[Your goal] Every line that contains the word "structured" should be copied from the records below.

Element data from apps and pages
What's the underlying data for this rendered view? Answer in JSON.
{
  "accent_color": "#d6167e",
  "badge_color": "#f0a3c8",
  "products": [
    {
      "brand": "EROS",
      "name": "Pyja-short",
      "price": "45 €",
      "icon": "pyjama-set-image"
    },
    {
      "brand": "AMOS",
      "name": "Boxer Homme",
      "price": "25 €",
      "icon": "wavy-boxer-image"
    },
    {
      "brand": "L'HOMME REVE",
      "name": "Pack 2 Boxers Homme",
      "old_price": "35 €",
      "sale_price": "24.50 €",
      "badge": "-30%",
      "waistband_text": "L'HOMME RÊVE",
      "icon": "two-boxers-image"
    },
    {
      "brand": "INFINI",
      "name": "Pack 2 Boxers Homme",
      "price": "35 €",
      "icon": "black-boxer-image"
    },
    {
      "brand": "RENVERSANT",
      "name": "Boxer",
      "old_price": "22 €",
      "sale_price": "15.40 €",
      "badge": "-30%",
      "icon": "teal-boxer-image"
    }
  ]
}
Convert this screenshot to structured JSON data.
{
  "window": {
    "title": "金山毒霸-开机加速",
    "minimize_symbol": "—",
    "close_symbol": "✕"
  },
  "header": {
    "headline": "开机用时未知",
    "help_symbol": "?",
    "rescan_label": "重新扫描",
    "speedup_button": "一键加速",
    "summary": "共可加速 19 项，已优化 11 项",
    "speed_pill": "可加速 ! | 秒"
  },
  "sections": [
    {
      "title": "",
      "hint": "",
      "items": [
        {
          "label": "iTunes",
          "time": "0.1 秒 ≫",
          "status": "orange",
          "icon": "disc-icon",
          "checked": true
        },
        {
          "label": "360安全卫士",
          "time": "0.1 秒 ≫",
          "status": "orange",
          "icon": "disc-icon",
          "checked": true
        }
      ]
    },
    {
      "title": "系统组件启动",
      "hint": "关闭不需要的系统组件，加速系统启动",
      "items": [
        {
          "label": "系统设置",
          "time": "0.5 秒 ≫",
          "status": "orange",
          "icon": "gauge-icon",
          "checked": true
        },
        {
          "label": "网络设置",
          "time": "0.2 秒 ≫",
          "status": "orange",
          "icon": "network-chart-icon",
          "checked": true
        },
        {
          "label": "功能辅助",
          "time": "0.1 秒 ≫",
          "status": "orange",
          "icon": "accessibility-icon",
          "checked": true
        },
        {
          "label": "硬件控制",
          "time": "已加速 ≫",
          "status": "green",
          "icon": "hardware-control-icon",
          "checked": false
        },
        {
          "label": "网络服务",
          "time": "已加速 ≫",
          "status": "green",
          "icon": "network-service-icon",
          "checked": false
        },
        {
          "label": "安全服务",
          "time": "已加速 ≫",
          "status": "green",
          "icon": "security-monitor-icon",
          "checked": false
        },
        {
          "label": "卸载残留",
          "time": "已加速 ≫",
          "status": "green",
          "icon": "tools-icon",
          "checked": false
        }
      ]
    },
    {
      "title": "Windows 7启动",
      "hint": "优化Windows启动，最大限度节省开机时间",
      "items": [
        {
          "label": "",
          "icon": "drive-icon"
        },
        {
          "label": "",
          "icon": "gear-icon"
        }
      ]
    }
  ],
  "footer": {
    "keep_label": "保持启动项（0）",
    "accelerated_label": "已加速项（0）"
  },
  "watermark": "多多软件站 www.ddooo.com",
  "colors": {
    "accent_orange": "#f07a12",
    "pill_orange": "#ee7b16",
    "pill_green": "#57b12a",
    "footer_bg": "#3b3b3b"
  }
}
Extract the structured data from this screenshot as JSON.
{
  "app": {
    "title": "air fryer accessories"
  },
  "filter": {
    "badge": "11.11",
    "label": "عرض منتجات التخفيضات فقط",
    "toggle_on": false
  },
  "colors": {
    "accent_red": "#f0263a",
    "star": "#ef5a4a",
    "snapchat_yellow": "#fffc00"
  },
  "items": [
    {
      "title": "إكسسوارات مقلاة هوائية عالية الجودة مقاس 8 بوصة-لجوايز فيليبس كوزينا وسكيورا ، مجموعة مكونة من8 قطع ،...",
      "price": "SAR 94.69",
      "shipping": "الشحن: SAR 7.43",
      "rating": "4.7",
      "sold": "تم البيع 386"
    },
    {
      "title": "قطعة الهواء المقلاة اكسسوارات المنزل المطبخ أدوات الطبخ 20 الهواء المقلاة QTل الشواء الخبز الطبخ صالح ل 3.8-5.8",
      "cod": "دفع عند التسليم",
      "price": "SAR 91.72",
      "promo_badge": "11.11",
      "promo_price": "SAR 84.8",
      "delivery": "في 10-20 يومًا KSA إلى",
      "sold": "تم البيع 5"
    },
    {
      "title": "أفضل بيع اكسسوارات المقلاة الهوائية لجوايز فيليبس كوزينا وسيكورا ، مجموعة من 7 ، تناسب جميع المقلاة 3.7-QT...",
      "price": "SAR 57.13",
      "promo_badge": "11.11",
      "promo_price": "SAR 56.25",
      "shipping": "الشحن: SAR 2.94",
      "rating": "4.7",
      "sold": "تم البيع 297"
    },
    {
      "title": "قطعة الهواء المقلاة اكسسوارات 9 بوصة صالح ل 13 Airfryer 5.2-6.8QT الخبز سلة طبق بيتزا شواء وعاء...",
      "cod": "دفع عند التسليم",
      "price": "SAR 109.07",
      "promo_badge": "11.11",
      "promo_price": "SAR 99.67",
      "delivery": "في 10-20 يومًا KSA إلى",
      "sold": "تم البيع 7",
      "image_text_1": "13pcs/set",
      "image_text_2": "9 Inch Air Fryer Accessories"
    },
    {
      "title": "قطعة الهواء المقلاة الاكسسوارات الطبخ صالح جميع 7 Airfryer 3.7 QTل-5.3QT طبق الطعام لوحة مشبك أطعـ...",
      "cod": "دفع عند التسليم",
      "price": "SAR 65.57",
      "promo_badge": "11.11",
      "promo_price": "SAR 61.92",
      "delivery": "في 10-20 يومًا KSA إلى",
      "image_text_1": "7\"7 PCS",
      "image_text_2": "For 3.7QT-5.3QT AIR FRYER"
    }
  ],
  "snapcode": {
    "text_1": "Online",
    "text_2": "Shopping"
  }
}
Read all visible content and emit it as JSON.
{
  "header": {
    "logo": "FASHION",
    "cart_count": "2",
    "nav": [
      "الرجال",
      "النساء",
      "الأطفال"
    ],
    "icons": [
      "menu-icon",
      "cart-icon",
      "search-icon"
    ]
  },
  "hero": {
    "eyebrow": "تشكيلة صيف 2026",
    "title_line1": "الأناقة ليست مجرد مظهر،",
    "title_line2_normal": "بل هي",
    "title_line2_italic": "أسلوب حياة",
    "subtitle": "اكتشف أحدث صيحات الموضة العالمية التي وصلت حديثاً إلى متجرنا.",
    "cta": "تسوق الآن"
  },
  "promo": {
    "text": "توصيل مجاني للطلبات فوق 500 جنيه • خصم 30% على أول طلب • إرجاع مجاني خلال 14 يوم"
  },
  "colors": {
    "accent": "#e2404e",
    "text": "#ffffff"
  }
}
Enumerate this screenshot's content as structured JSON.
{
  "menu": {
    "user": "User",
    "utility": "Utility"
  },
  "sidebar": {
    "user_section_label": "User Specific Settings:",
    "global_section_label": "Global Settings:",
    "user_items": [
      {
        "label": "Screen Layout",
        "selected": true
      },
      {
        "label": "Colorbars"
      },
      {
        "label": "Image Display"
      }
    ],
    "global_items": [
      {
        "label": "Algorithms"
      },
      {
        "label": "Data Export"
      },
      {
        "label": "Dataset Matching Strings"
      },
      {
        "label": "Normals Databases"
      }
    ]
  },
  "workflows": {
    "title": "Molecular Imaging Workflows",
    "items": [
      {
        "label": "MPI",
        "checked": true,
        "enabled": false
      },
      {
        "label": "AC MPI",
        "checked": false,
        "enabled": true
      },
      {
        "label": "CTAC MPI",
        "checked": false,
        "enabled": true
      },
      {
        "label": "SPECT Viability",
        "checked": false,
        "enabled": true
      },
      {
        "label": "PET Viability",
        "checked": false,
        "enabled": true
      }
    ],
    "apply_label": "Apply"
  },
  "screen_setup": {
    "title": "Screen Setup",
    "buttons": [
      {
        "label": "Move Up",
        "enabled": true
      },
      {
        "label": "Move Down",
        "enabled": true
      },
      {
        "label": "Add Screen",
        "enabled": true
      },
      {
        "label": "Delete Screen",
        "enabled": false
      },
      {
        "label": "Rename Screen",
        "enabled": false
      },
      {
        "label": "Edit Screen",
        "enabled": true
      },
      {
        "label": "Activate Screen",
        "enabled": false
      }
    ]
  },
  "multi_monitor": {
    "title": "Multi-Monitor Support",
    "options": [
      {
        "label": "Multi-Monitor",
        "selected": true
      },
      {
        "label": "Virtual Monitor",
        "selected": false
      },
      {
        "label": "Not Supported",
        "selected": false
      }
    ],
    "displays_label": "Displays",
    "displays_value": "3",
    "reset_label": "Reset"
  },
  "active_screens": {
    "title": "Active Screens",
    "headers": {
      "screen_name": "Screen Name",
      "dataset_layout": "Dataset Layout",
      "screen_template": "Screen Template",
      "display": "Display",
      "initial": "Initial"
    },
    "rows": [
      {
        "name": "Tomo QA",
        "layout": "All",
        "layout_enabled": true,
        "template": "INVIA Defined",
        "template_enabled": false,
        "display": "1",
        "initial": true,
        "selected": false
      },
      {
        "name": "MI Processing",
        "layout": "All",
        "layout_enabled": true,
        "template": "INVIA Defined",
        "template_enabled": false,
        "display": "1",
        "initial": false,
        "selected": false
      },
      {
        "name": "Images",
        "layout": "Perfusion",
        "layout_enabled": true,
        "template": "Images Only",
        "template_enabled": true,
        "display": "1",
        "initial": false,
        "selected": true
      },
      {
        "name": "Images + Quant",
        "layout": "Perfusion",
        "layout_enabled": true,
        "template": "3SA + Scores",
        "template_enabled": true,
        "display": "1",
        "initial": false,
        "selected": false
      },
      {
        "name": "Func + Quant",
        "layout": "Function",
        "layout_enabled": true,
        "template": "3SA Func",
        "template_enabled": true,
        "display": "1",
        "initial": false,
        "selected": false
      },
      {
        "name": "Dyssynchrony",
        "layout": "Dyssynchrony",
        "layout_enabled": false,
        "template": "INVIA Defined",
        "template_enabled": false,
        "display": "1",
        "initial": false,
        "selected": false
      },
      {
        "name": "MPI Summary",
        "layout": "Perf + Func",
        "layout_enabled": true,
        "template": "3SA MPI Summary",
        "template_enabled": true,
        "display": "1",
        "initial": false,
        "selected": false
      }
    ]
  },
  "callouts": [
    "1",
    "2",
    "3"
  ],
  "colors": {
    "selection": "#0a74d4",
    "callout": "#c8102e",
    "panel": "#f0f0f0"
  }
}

[Solution]
Convert this screenshot to structured JSON data.
Extract the structured data from this screenshot as JSON.
Enumerate this screenshot's content as structured JSON.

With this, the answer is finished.